if you just got an out-of-state job, you may be eligible for relocation services or reimbursement. The details vary widely, though; you could be offered a full door-to-door package , a total or partial reimbursement, or a set dollar amount toward moving services. Ask your assigned relocation specialist for more tips for moving out of state.
5. Consider Your DIY Options
Many people go the DIY route to cut costs, but you still have to stay vigilant and protect fragile items. Also, don’t forget you’ll need to up your friends’ bribes (pizza and beer won’t cut it to move a whole house) if you want to convince them to help you pack and load. Ask them for tips for moving out of state, too—they’ll be glad to share their advice.
You have a couple of options if you want a DIY move across state lines. You can box and drive each and every item yourself in a truck, or fill a portable storage unit for delivery to your new address. You can also hire pros to do some of the hard work like driving the truck or loading and move heavy and awkward furniture . Have you ever tried moving a piano? No easy feat.
For the most affordable DIY move, compare the costs of moving trucks, trailers, and rental items against the cost to outsource the whole project.
6. Purge Before You Pack
Let’s be real. Everyone has stuff that sits unused and takes up space. If it’s not being used in your current home, don’t pay to move it across state lines. “Be selective with what you decide to bring into your new home. Every item you move leads to more effort and stress on your end, so get rid of any belongings you don’t love as you’re packing,” says Mallory Micetich, Angi home care expert. “Aside from making the moving process quicker, easier and less expensive, decluttering will also help your new space feel fresh, clean and organized.”
Donate or dispose of your unwanted items. If you have the time, plan for one or two epic moving sales to help fund your moving truck or buy new furniture instead of shipping the basement sofa from your college apartment days to your new home. If you’re not rushing, you could also earn more money selling online.
7. Keep the Essentials With You
Plan to keep irreplaceable items—jewelry, important documents, etc.—with you. You’ll also want to pack a small bag filled with essentials, such as medication, toiletries, and other everyday items you’ll need during the move.

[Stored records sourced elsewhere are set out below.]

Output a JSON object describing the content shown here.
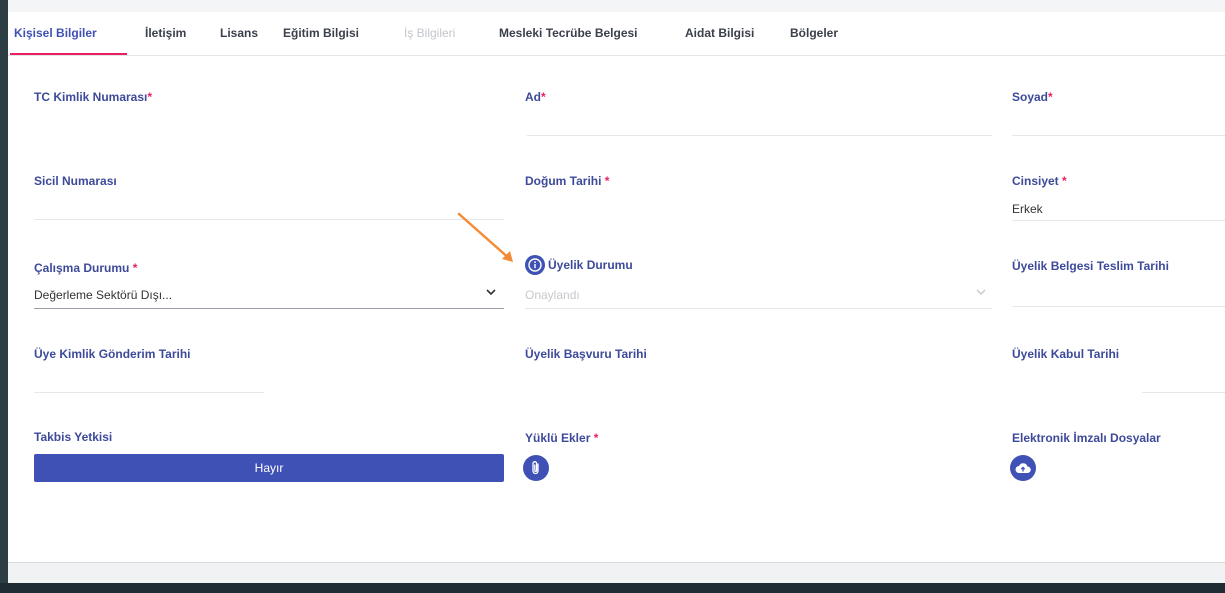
{
  "tabs": [
    {
      "label": "Kişisel Bilgiler",
      "state": "active"
    },
    {
      "label": "İletişim",
      "state": "normal"
    },
    {
      "label": "Lisans",
      "state": "normal"
    },
    {
      "label": "Eğitim Bilgisi",
      "state": "normal"
    },
    {
      "label": "İş Bilgileri",
      "state": "disabled"
    },
    {
      "label": "Mesleki Tecrübe Belgesi",
      "state": "normal"
    },
    {
      "label": "Aidat Bilgisi",
      "state": "normal"
    },
    {
      "label": "Bölgeler",
      "state": "normal"
    }
  ],
  "fields": {
    "tc": {
      "label": "TC Kimlik Numarası",
      "required": "*",
      "value": ""
    },
    "ad": {
      "label": "Ad",
      "required": "*",
      "value": ""
    },
    "soyad": {
      "label": "Soyad",
      "required": "*",
      "value": ""
    },
    "sicil": {
      "label": "Sicil Numarası",
      "value": ""
    },
    "dogum": {
      "label": "Doğum Tarihi ",
      "required": "*",
      "value": ""
    },
    "cinsiyet": {
      "label": "Cinsiyet ",
      "required": "*",
      "value": "Erkek"
    },
    "calisma": {
      "label": "Çalışma Durumu ",
      "required": "*",
      "value": "Değerleme Sektörü Dışı..."
    },
    "uyelik_durumu": {
      "label": "Üyelik Durumu",
      "value": "Onaylandı"
    },
    "uyelik_belgesi": {
      "label": "Üyelik Belgesi Teslim Tarihi",
      "value": ""
    },
    "uye_kimlik": {
      "label": "Üye Kimlik Gönderim Tarihi",
      "value": ""
    },
    "uyelik_basvuru": {
      "label": "Üyelik Başvuru Tarihi",
      "value": ""
    },
    "uyelik_kabul": {
      "label": "Üyelik Kabul Tarihi",
      "value": ""
    },
    "takbis": {
      "label": "Takbis Yetkisi",
      "value": "Hayır"
    },
    "yuklu_ekler": {
      "label": "Yüklü Ekler ",
      "required": "*"
    },
    "elektronik": {
      "label": "Elektronik İmzalı Dosyalar"
    }
  },
  "icons": {
    "info": "info-icon",
    "attachment": "paperclip-icon",
    "upload": "cloud-upload-icon",
    "annotation": "orange-arrow-icon"
  },
  "colors": {
    "primary": "#3f51b5",
    "accent": "#e91e63",
    "label": "#3d4a9a",
    "annotation_arrow": "#f28c38"
  }
}
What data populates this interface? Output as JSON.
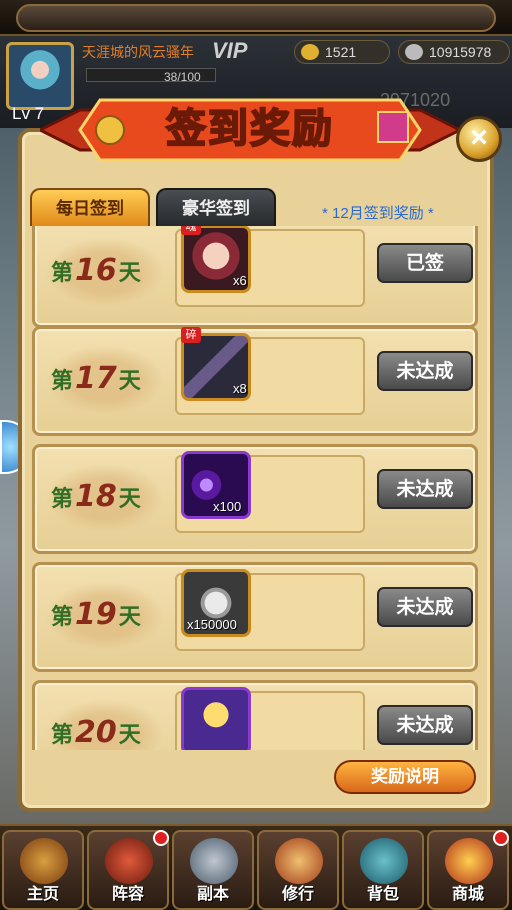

Here’s a list of items that should make the move with you:
Pet food, water, bowls, and any medications
Important records like a will, trust, and social security cards
High-value items, such as jewelry, electronics, and family photos
Essential items like toilet paper, paper towels, cleaning supplies, and utensils
Packing tape, box cutters, and the hardware for rebuilding bed frames
Chargers for phones, computers, fitness trackers, and tablets
And finally, don’t forget about taxes. Although technically not part of the actual moving process, you’ll be on the hook for paying in April. Although, you’re probably eligible to deduct moving expenses on your federal return (check with a local tax advisor), it’s also likely you’ll have to file two state tax returns.
Moving may not exactly be fun, but it doesn’t have to be stressful either. With a little advance planning, you can prepare for moving costs, handle utilities and cable, vet moving companies, and pack essential items to ensure a smooth move into your new home.